▶ [BRIEF]
Produce an exact copy of all the records.
+++ SUPPLIED MATERIAL +++
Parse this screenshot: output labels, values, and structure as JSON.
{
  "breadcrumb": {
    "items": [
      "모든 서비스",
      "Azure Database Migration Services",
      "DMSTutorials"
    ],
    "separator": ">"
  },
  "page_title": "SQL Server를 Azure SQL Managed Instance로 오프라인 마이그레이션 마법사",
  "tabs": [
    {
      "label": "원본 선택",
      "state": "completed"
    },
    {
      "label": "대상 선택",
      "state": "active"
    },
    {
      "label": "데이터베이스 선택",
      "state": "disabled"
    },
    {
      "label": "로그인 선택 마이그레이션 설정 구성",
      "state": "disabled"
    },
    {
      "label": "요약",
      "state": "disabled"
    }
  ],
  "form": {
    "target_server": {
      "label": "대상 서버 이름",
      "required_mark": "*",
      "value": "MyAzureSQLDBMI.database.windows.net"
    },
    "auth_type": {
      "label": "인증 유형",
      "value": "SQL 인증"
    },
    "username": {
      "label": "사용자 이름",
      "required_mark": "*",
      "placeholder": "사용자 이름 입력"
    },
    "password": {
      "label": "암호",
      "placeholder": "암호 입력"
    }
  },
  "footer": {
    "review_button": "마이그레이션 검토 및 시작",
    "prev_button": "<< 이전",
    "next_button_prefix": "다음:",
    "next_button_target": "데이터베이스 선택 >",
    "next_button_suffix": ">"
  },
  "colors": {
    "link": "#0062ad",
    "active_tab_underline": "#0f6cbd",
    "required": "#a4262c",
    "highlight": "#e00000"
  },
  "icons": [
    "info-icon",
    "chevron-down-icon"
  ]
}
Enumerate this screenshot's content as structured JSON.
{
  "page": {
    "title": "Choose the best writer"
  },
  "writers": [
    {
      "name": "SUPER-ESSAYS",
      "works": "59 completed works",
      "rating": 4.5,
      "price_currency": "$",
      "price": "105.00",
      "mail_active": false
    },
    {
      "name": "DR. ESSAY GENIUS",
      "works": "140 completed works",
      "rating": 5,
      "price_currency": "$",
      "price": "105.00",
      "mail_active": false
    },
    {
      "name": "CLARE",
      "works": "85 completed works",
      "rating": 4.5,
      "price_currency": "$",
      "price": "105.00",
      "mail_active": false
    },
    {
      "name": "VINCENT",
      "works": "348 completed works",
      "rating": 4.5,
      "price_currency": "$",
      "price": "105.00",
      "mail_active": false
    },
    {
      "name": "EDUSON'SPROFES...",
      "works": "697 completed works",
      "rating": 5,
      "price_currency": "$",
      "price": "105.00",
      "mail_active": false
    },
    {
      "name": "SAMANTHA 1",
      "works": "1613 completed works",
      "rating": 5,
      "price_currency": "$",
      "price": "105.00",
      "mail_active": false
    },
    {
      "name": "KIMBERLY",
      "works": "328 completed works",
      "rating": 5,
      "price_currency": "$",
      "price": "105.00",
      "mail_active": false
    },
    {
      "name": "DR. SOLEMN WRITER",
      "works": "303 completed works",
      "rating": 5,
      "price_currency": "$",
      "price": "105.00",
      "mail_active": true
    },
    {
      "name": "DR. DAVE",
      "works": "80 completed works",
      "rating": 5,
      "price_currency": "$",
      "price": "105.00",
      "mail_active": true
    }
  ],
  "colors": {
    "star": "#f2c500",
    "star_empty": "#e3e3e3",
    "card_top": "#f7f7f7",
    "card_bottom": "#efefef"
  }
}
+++
▶ [SOLUTION TO THIS TASK]
Parse this screenshot: output labels, values, and structure as JSON.
{
  "breadcrumb": {
    "items": [
      "모든 서비스",
      "Azure Database Migration Services",
      "DMSTutorials"
    ],
    "separator": ">"
  },
  "page_title": "SQL Server를 Azure SQL Managed Instance로 오프라인 마이그레이션 마법사",
  "tabs": [
    {
      "label": "원본 선택",
      "state": "completed"
    },
    {
      "label": "대상 선택",
      "state": "active"
    },
    {
      "label": "데이터베이스 선택",
      "state": "disabled"
    },
    {
      "label": "로그인 선택 마이그레이션 설정 구성",
      "state": "disabled"
    },
    {
      "label": "요약",
      "state": "disabled"
    }
  ],
  "form": {
    "target_server": {
      "label": "대상 서버 이름",
      "required_mark": "*",
      "value": "MyAzureSQLDBMI.database.windows.net"
    },
    "auth_type": {
      "label": "인증 유형",
      "value": "SQL 인증"
    },
    "username": {
      "label": "사용자 이름",
      "required_mark": "*",
      "placeholder": "사용자 이름 입력"
    },
    "password": {
      "label": "암호",
      "placeholder": "암호 입력"
    }
  },
  "footer": {
    "review_button": "마이그레이션 검토 및 시작",
    "prev_button": "<< 이전",
    "next_button_prefix": "다음:",
    "next_button_target": "데이터베이스 선택 >",
    "next_button_suffix": ">"
  },
  "colors": {
    "link": "#0062ad",
    "active_tab_underline": "#0f6cbd",
    "required": "#a4262c",
    "highlight": "#e00000"
  },
  "icons": [
    "info-icon",
    "chevron-down-icon"
  ]
}
Enumerate this screenshot's content as structured JSON.
{
  "page": {
    "title": "Choose the best writer"
  },
  "writers": [
    {
      "name": "SUPER-ESSAYS",
      "works": "59 completed works",
      "rating": 4.5,
      "price_currency": "$",
      "price": "105.00",
      "mail_active": false
    },
    {
      "name": "DR. ESSAY GENIUS",
      "works": "140 completed works",
      "rating": 5,
      "price_currency": "$",
      "price": "105.00",
      "mail_active": false
    },
    {
      "name": "CLARE",
      "works": "85 completed works",
      "rating": 4.5,
      "price_currency": "$",
      "price": "105.00",
      "mail_active": false
    },
    {
      "name": "VINCENT",
      "works": "348 completed works",
      "rating": 4.5,
      "price_currency": "$",
      "price": "105.00",
      "mail_active": false
    },
    {
      "name": "EDUSON'SPROFES...",
      "works": "697 completed works",
      "rating": 5,
      "price_currency": "$",
      "price": "105.00",
      "mail_active": false
    },
    {
      "name": "SAMANTHA 1",
      "works": "1613 completed works",
      "rating": 5,
      "price_currency": "$",
      "price": "105.00",
      "mail_active": false
    },
    {
      "name": "KIMBERLY",
      "works": "328 completed works",
      "rating": 5,
      "price_currency": "$",
      "price": "105.00",
      "mail_active": false
    },
    {
      "name": "DR. SOLEMN WRITER",
      "works": "303 completed works",
      "rating": 5,
      "price_currency": "$",
      "price": "105.00",
      "mail_active": true
    },
    {
      "name": "DR. DAVE",
      "works": "80 completed works",
      "rating": 5,
      "price_currency": "$",
      "price": "105.00",
      "mail_active": true
    }
  ],
  "colors": {
    "star": "#f2c500",
    "star_empty": "#e3e3e3",
    "card_top": "#f7f7f7",
    "card_bottom": "#efefef"
  }
}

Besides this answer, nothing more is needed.